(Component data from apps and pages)

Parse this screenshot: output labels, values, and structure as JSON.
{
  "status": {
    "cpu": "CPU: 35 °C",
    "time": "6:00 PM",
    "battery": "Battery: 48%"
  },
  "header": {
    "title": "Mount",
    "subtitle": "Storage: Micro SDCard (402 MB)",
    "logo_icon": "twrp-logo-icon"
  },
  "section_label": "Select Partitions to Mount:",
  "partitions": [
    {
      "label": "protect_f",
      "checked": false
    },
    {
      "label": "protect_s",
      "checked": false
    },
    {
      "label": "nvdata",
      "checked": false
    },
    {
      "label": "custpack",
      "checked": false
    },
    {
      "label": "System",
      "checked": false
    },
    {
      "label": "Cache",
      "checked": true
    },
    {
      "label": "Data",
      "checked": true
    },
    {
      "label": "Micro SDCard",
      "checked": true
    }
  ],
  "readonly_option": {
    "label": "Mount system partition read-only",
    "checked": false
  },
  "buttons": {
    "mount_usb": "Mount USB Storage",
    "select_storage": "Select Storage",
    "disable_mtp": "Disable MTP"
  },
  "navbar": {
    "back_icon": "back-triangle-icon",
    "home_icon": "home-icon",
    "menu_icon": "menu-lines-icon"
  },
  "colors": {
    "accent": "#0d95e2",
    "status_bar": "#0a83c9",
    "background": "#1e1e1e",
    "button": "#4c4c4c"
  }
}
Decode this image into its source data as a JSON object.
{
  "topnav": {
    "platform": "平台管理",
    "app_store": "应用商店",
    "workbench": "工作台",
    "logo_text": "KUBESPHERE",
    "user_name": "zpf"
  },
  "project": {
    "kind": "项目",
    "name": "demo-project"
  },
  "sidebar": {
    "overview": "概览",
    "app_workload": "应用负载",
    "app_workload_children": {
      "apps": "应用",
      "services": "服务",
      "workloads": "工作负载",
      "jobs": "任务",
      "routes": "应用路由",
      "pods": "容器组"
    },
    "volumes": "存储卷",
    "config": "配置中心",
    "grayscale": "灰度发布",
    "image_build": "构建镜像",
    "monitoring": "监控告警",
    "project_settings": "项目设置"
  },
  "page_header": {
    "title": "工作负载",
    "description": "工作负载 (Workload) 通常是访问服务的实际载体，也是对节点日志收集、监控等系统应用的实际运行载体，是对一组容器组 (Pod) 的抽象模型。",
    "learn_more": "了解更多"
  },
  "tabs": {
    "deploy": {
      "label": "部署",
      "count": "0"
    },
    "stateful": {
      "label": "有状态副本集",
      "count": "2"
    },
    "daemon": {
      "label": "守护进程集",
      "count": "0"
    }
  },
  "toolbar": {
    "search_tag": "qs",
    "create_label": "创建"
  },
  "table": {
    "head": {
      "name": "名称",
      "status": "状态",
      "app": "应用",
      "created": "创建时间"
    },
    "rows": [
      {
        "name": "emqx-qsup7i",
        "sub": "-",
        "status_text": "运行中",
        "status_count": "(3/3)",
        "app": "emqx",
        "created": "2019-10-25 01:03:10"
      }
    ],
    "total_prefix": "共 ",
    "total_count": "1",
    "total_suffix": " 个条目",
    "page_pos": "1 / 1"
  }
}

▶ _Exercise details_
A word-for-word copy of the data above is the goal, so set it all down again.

▶ _Answer to the problem_
Parse this screenshot: output labels, values, and structure as JSON.
{
  "status": {
    "cpu": "CPU: 35 °C",
    "time": "6:00 PM",
    "battery": "Battery: 48%"
  },
  "header": {
    "title": "Mount",
    "subtitle": "Storage: Micro SDCard (402 MB)",
    "logo_icon": "twrp-logo-icon"
  },
  "section_label": "Select Partitions to Mount:",
  "partitions": [
    {
      "label": "protect_f",
      "checked": false
    },
    {
      "label": "protect_s",
      "checked": false
    },
    {
      "label": "nvdata",
      "checked": false
    },
    {
      "label": "custpack",
      "checked": false
    },
    {
      "label": "System",
      "checked": false
    },
    {
      "label": "Cache",
      "checked": true
    },
    {
      "label": "Data",
      "checked": true
    },
    {
      "label": "Micro SDCard",
      "checked": true
    }
  ],
  "readonly_option": {
    "label": "Mount system partition read-only",
    "checked": false
  },
  "buttons": {
    "mount_usb": "Mount USB Storage",
    "select_storage": "Select Storage",
    "disable_mtp": "Disable MTP"
  },
  "navbar": {
    "back_icon": "back-triangle-icon",
    "home_icon": "home-icon",
    "menu_icon": "menu-lines-icon"
  },
  "colors": {
    "accent": "#0d95e2",
    "status_bar": "#0a83c9",
    "background": "#1e1e1e",
    "button": "#4c4c4c"
  }
}
Decode this image into its source data as a JSON object.
{
  "topnav": {
    "platform": "平台管理",
    "app_store": "应用商店",
    "workbench": "工作台",
    "logo_text": "KUBESPHERE",
    "user_name": "zpf"
  },
  "project": {
    "kind": "项目",
    "name": "demo-project"
  },
  "sidebar": {
    "overview": "概览",
    "app_workload": "应用负载",
    "app_workload_children": {
      "apps": "应用",
      "services": "服务",
      "workloads": "工作负载",
      "jobs": "任务",
      "routes": "应用路由",
      "pods": "容器组"
    },
    "volumes": "存储卷",
    "config": "配置中心",
    "grayscale": "灰度发布",
    "image_build": "构建镜像",
    "monitoring": "监控告警",
    "project_settings": "项目设置"
  },
  "page_header": {
    "title": "工作负载",
    "description": "工作负载 (Workload) 通常是访问服务的实际载体，也是对节点日志收集、监控等系统应用的实际运行载体，是对一组容器组 (Pod) 的抽象模型。",
    "learn_more": "了解更多"
  },
  "tabs": {
    "deploy": {
      "label": "部署",
      "count": "0"
    },
    "stateful": {
      "label": "有状态副本集",
      "count": "2"
    },
    "daemon": {
      "label": "守护进程集",
      "count": "0"
    }
  },
  "toolbar": {
    "search_tag": "qs",
    "create_label": "创建"
  },
  "table": {
    "head": {
      "name": "名称",
      "status": "状态",
      "app": "应用",
      "created": "创建时间"
    },
    "rows": [
      {
        "name": "emqx-qsup7i",
        "sub": "-",
        "status_text": "运行中",
        "status_count": "(3/3)",
        "app": "emqx",
        "created": "2019-10-25 01:03:10"
      }
    ],
    "total_prefix": "共 ",
    "total_count": "1",
    "total_suffix": " 个条目",
    "page_pos": "1 / 1"
  }
}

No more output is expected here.